Treating Potted Zebra Plant and Inch Plant Used in Interior Green Wall to Regulate Stem Elongation.

As more businesses recognize the many benefits of having plants in the workplace, interior green walls, also known as living walls, have gained popularity in recent years for their aesthetic appeal and environmental benefits. However, managing plant growth within these structures presents unique challenges, particularly regarding stem elongation, which can impact the overall appearance and health of the green wall.

In most cases, professional interiorscaping firms are hired to maintain these systems. Most green walls cover a large area, making maintenance a significant expense.
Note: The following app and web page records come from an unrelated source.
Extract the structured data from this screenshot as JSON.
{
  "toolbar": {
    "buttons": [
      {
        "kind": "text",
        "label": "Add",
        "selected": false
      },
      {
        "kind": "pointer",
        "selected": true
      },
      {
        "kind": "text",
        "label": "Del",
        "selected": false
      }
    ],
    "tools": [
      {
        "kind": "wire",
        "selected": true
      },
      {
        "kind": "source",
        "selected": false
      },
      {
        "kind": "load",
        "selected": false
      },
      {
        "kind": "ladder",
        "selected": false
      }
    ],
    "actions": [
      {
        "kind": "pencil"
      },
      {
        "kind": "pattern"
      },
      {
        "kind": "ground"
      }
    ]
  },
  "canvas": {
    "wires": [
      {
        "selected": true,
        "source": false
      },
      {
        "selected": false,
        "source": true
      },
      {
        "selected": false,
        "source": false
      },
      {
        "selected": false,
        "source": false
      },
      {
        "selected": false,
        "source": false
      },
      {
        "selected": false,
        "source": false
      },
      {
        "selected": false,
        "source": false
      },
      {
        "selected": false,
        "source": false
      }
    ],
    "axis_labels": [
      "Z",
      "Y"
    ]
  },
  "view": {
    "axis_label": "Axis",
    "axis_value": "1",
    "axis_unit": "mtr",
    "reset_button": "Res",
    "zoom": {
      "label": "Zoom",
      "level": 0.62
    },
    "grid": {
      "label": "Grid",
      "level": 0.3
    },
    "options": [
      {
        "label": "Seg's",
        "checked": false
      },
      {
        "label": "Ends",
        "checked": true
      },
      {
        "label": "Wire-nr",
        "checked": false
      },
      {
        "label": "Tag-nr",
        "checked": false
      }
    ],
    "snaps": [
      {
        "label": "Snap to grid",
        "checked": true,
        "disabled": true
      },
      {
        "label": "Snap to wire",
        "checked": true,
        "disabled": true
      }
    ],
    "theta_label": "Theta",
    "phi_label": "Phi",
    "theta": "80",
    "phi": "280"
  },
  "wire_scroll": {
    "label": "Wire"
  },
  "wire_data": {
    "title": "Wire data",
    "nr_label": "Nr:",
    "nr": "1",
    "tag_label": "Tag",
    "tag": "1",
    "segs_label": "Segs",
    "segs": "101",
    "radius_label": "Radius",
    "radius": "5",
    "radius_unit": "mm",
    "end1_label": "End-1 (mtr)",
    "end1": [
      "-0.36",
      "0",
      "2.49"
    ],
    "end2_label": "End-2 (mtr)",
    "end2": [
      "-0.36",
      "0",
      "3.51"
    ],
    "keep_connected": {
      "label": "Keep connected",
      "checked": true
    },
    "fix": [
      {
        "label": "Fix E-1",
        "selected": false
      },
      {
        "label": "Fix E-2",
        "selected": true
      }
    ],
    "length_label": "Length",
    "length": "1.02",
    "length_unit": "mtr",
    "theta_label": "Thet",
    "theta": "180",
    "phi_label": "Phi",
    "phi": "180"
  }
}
Plants in interior environments tend to develop unattractive growth with elongated internodes in response to low light levels, as well as low-quality light, leading to a less aesthetically pleasing plant display. To maintain a green wall appearance, an interiorscaper must trim specific plants or replace them altogether. This frequent labor activity by the interiorscaping firm increases maintenance costs that must be passed on to clients.

A recent  Kansas State University study focused on the application of antigibberellin plant growth regulators  (PGRs to) potted Zebra plant and Inch plant, two common household plants in the spiderwort genus, used in interior green walls. The results demonstrated that treatment with antigibberellin PGRs effectively slowed stem elongation in both species, leading to more compact and easier to maintain growth patterns.

Spiderwort (Tradescantia sp.) plants are commonly used in interior plantscaping, including zebra plant, purple heart (Tradescantia pallida ‘Purple Heart’), and oyster plant (Tradescantia spathacea). Spiderworts can tolerate light levels as low as 30 to 50 µmol·m−2·s−1, but more light is preferred. Plants need to be maintained at a temperature between 65 and 80 °F and be allowed to dry down between watering events. To maintain an attractive plant, vining species must be pinched regularly.

Antigibberellin application slowed growth in internode length of spiderwort selections during the first month after installation in a green wall. Antigibberellins were more effective in zebra plants at reducing overall stem growth rate and less so on inch plants. Paclobutrazol, applied both as a foliar spray and drench, resulted in similar reduction in stem elongation. The authors recommend a pre-installation foliar spray of 80 ppm or 4 ppm drench for controlling stem growth across spiderwort selections

The results of this research indicate that administering antigibberellin plant growth regulators (PGRs) to plants prior to their placement in green walls effectively retards stem elongation. This method aids in preserving the visual appeal of green walls, while simultaneously promoting the health and durability of the plants, potentially leading to decreased maintenance expenses.

According to  Professor Williams, she and graduate student Lane Wiens became interested in evaluating their effectiveness in the green wall In Kansas State’s Throckmorton Plant Sciences Center after experiencing first hand the challenges of maintaining the wall.

Her areas of emphasis in Horticulture focus on topics related to crop production in protected environments, water and nutrient management during greenhouse production, and floriculture crops. 

Read the paper: HortTechnology

Article source: American Society for Horticultural Science

Image: Green wall experimental design used for Expt. 1. The six blocks of treatments with the three spiderwort selections of zebra plant, ‘Burgundy’ zebra plant, and inch plant are denoted with red squares, placement of light/temperature sensors (one per block) are shown with magenta circles, sentinel pots used to determine need for irrigation are shown with blue triangles (eight dispersed throughout the green wall), and average light levels (µmol·m−2·s−1) per block are reported in white boxes. Average light levels were determined by averaging the light reading at each pot location in each block. Credit: American Society for Horticultural Science